The U.S. should focus on those interests that matter most and make cutbacks elsewhere as needed.
Hal Brands is back to dreaming about a multi-front war:
Russian President Vladimir Putin’s invasion of Ukraine has ignited Europe’s largest conflict in generations and provoked a great-power proxy fight. In East Asia, the chances of war are growing, as the tensions precipitated by House Speaker Nancy Pelosi’s trip to Taiwan in August demonstrated. In the Middle East, the US may have to choose between fighting Iran and accepting it as a nuclear threshold state.
Put these crises together and you have the makings of a Eurasian conflagration.
Brands allows that the U.S. might avoid war in all three regions, but he says that this “thought exercise demonstrates just how pervasive the danger of major war has become.” It shows me that the danger of U.S. involvement in a major war depends to a remarkable degree on whether the U.S. actively seeks to fight one. As long as the U.S. does not go out of its way to engage in direct conflicts with these other states, it is extremely unlikely that there will be new major wars in the near future.

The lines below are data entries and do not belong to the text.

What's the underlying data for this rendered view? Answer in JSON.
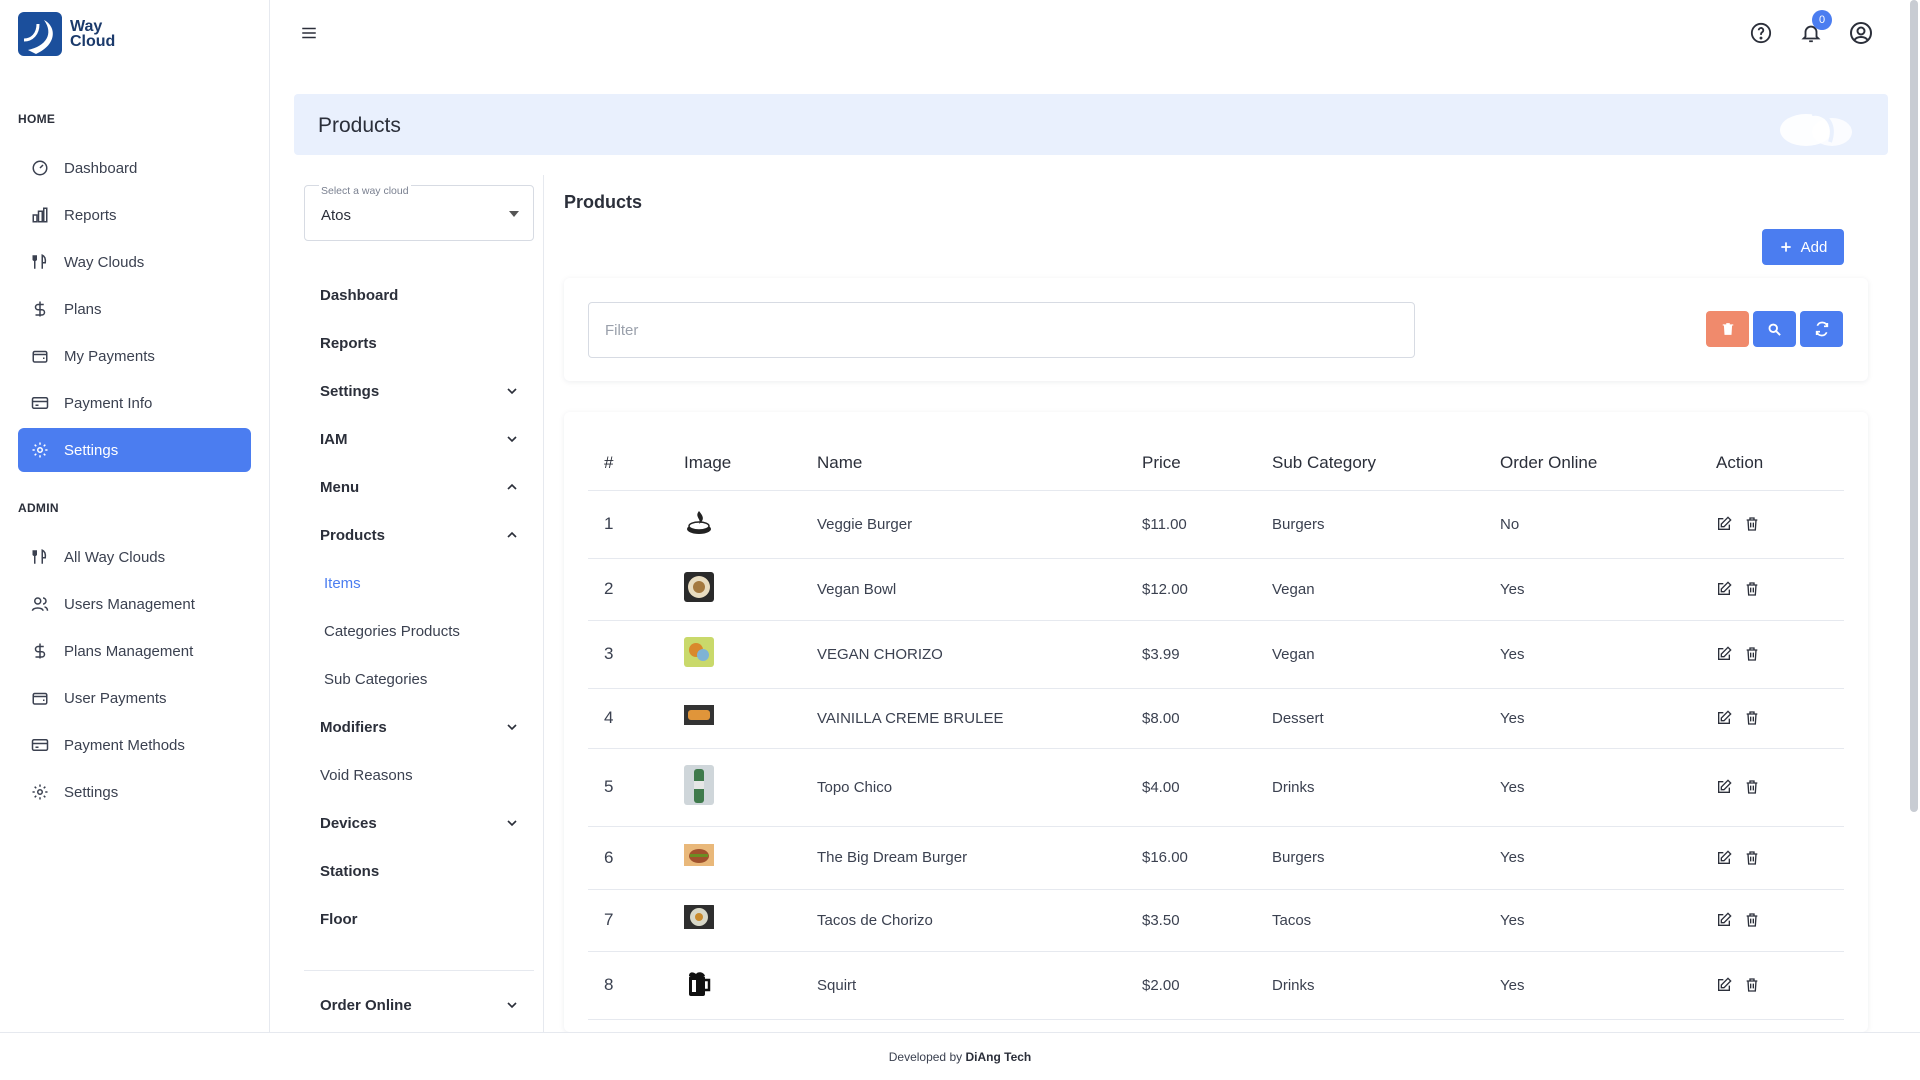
{
  "brand": {
    "line1": "Way",
    "line2": "Cloud"
  },
  "sidebar": {
    "home_label": "HOME",
    "home_items": [
      {
        "label": "Dashboard",
        "icon": "dashboard-icon"
      },
      {
        "label": "Reports",
        "icon": "bar-chart-icon"
      },
      {
        "label": "Way Clouds",
        "icon": "utensils-icon"
      },
      {
        "label": "Plans",
        "icon": "dollar-icon"
      },
      {
        "label": "My Payments",
        "icon": "wallet-icon"
      },
      {
        "label": "Payment Info",
        "icon": "credit-card-icon"
      },
      {
        "label": "Settings",
        "icon": "gear-icon",
        "active": true
      }
    ],
    "admin_label": "ADMIN",
    "admin_items": [
      {
        "label": "All Way Clouds",
        "icon": "utensils-icon"
      },
      {
        "label": "Users Management",
        "icon": "users-icon"
      },
      {
        "label": "Plans Management",
        "icon": "dollar-icon"
      },
      {
        "label": "User Payments",
        "icon": "wallet-icon"
      },
      {
        "label": "Payment Methods",
        "icon": "credit-card-icon"
      },
      {
        "label": "Settings",
        "icon": "gear-icon"
      }
    ]
  },
  "topbar": {
    "notification_count": "0"
  },
  "page": {
    "title": "Products"
  },
  "subnav": {
    "select_label": "Select a way cloud",
    "select_value": "Atos",
    "items": {
      "dashboard": "Dashboard",
      "reports": "Reports",
      "settings": "Settings",
      "iam": "IAM",
      "menu": "Menu",
      "products": "Products",
      "items": "Items",
      "categories_products": "Categories Products",
      "sub_categories": "Sub Categories",
      "modifiers": "Modifiers",
      "void_reasons": "Void Reasons",
      "devices": "Devices",
      "stations": "Stations",
      "floor": "Floor",
      "order_online": "Order Online"
    }
  },
  "main": {
    "title": "Products",
    "add_label": "Add",
    "filter_placeholder": "Filter"
  },
  "table": {
    "headers": [
      "#",
      "Image",
      "Name",
      "Price",
      "Sub Category",
      "Order Online",
      "Action"
    ],
    "rows": [
      {
        "n": "1",
        "name": "Veggie Burger",
        "price": "$11.00",
        "sub": "Burgers",
        "online": "No"
      },
      {
        "n": "2",
        "name": "Vegan Bowl",
        "price": "$12.00",
        "sub": "Vegan",
        "online": "Yes"
      },
      {
        "n": "3",
        "name": "VEGAN CHORIZO",
        "price": "$3.99",
        "sub": "Vegan",
        "online": "Yes"
      },
      {
        "n": "4",
        "name": "VAINILLA CREME BRULEE",
        "price": "$8.00",
        "sub": "Dessert",
        "online": "Yes"
      },
      {
        "n": "5",
        "name": "Topo Chico",
        "price": "$4.00",
        "sub": "Drinks",
        "online": "Yes"
      },
      {
        "n": "6",
        "name": "The Big Dream Burger",
        "price": "$16.00",
        "sub": "Burgers",
        "online": "Yes"
      },
      {
        "n": "7",
        "name": "Tacos de Chorizo",
        "price": "$3.50",
        "sub": "Tacos",
        "online": "Yes"
      },
      {
        "n": "8",
        "name": "Squirt",
        "price": "$2.00",
        "sub": "Drinks",
        "online": "Yes"
      }
    ]
  },
  "footer": {
    "prefix": "Developed by",
    "brand": "DiAng Tech"
  },
  "colors": {
    "accent": "#4b7df0",
    "danger": "#f08a6c",
    "header_bg": "#e9f0fd"
  }
}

To take the last example first, the “choice” between attacking Iran or not attacking it is really no choice at all. Starting a war with Iran over its nuclear program would be illegal and insane, and on top of all that it would further worsen U.S. and global economic woes. The only reason that there is any real danger of war over this issue is the constant agitation here in the U.S. and in Israel for committing acts of criminal aggression against Iran. In short, this is only a crisis that can cause a war if our government insists on making it one.
Brands is right that “[a]n overstretched US cannot react to one problem without considering the impact on its ability to deal with others,” which is all the more reason for the U.S. to stop volunteering to take on so many additional burdens that it isn’t required to bear. If the U.S. is overstretched, and it is, that means that the U.S. has overcommitted itself and needs to scale back. Brands nods at this, but only by way of dismissing it as an option:

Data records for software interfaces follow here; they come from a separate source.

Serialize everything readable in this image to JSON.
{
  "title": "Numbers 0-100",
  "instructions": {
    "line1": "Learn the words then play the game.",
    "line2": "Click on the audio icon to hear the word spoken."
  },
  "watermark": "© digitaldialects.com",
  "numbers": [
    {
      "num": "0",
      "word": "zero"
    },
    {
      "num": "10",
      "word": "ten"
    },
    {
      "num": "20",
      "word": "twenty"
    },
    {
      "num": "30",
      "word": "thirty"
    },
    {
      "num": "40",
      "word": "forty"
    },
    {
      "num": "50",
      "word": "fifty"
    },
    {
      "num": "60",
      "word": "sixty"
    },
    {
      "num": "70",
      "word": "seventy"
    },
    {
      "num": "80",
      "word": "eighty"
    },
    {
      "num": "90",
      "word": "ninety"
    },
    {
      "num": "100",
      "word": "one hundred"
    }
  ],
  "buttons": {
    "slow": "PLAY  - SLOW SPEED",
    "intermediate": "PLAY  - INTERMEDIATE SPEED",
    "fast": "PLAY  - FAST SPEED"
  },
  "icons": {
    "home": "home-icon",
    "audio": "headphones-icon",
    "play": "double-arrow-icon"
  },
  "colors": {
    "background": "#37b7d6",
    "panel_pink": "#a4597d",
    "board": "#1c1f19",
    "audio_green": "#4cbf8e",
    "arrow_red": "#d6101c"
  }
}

Strategy textbooks typically say that a country with more commitments than capabilities should reduce the former or increase the latter. That’s sound long-term advice, but it isn’t as helpful right now.
When would this advice be helpful if not now? It is not surprising that Brands doesn’t want to reduce U.S. commitments anywhere, but if we went by his standard there would never be a good time to make the attempt. He says, “Retrenchment is hard to get right in ideal conditions, let alone when rivals are advancing.” What he really means here is that it should not be tried because it isn’t possible to pull it off perfectly. Hawks will always says that “rivals are advancing” no matter how small or slow the advances may be, so instead of holding our policy decisions hostage to what other states may or may not be doing the U.S. should focus on those interests that matter most and make cutbacks elsewhere as needed.

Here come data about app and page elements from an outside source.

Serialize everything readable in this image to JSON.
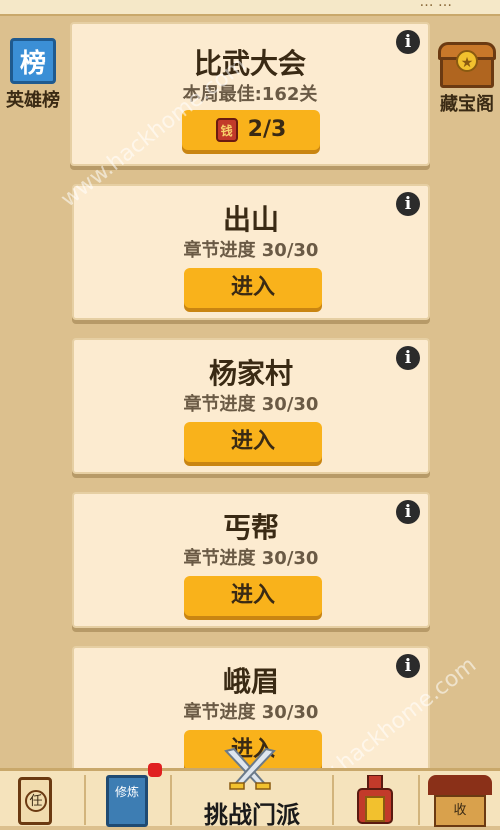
{
  "header": {
    "partial_text": "…  …"
  },
  "side_left": {
    "icon_char": "榜",
    "label": "英雄榜"
  },
  "side_right": {
    "icon_char": "★",
    "label": "藏宝阁"
  },
  "tournament": {
    "title": "比武大会",
    "subtitle": "本周最佳:162关",
    "coin_char": "钱",
    "attempts": "2/3"
  },
  "stages": [
    {
      "title": "出山",
      "progress": "章节进度 30/30",
      "button": "进入"
    },
    {
      "title": "杨家村",
      "progress": "章节进度 30/30",
      "button": "进入"
    },
    {
      "title": "丐帮",
      "progress": "章节进度 30/30",
      "button": "进入"
    },
    {
      "title": "峨眉",
      "progress": "章节进度 30/30",
      "button": "进入"
    }
  ],
  "info_char": "i",
  "bottom_nav": {
    "task_char": "任",
    "cultivate_text": "修炼",
    "center_label": "挑战门派",
    "shop_char": "收"
  },
  "watermarks": [
    "www.hackhome.com",
    "www.hackhome.com"
  ]
}
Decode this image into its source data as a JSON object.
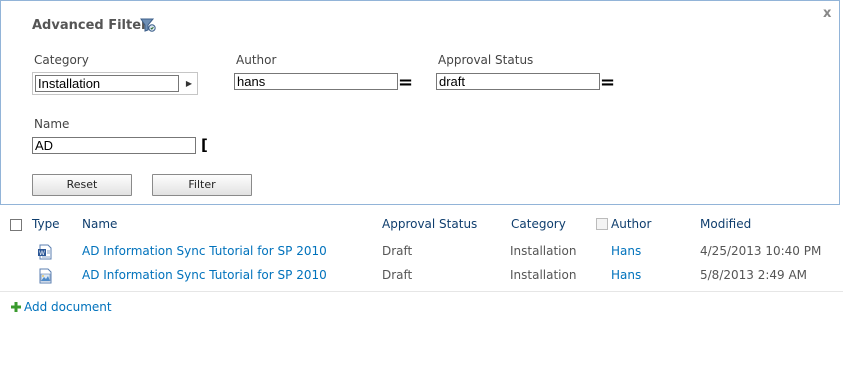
{
  "filter_panel": {
    "title": "Advanced Filter",
    "close_symbol": "x",
    "category": {
      "label": "Category",
      "value": "Installation"
    },
    "author": {
      "label": "Author",
      "value": "hans",
      "operator": "="
    },
    "approval_status": {
      "label": "Approval Status",
      "value": "draft",
      "operator": "="
    },
    "name": {
      "label": "Name",
      "value": "AD",
      "operator": "["
    },
    "reset_label": "Reset",
    "filter_label": "Filter"
  },
  "table": {
    "headers": {
      "type": "Type",
      "name": "Name",
      "approval_status": "Approval Status",
      "category": "Category",
      "author": "Author",
      "modified": "Modified"
    },
    "rows": [
      {
        "icon": "word-document-icon",
        "name": "AD Information Sync Tutorial for SP 2010",
        "approval_status": "Draft",
        "category": "Installation",
        "author": "Hans",
        "modified": "4/25/2013 10:40 PM"
      },
      {
        "icon": "image-document-icon",
        "name": "AD Information Sync Tutorial for SP 2010",
        "approval_status": "Draft",
        "category": "Installation",
        "author": "Hans",
        "modified": "5/8/2013 2:49 AM"
      }
    ]
  },
  "add_document_label": "Add document",
  "colors": {
    "link": "#0072bc",
    "header_text": "#0f3e6e",
    "panel_border": "#92b4d8",
    "add_icon": "#3a9a2e"
  }
}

While Brands keeps saying that “[w]ar between the US and its rivals is not inevitable,” he isn’t making much of an effort to think through how they can be avoided. If the U.S. supposedly can’t reduce commitments, it can at least seek to reduce tensions with one or more of the “rivals.” If these states are beginning to form what he calls a “loose revisionist axis,” one would think that the priority would be finding ways to drive wedges between them and establish better relations with at least one or two of them, but Brands isn’t interested in that.
If we took Brands’ advice, the U.S. would still have forces in Afghanistan and he would be telling us that they can’t be withdrawn for fear of encouraging the revisionists. It’s the same old story every time. The hawks tell us that it’s never the right time to leave, and it will invite others to become more aggressive if we do. That is usually wrong, and it is a recipe for never winding down any commitment anywhere no matter how irrelevant it is to our security.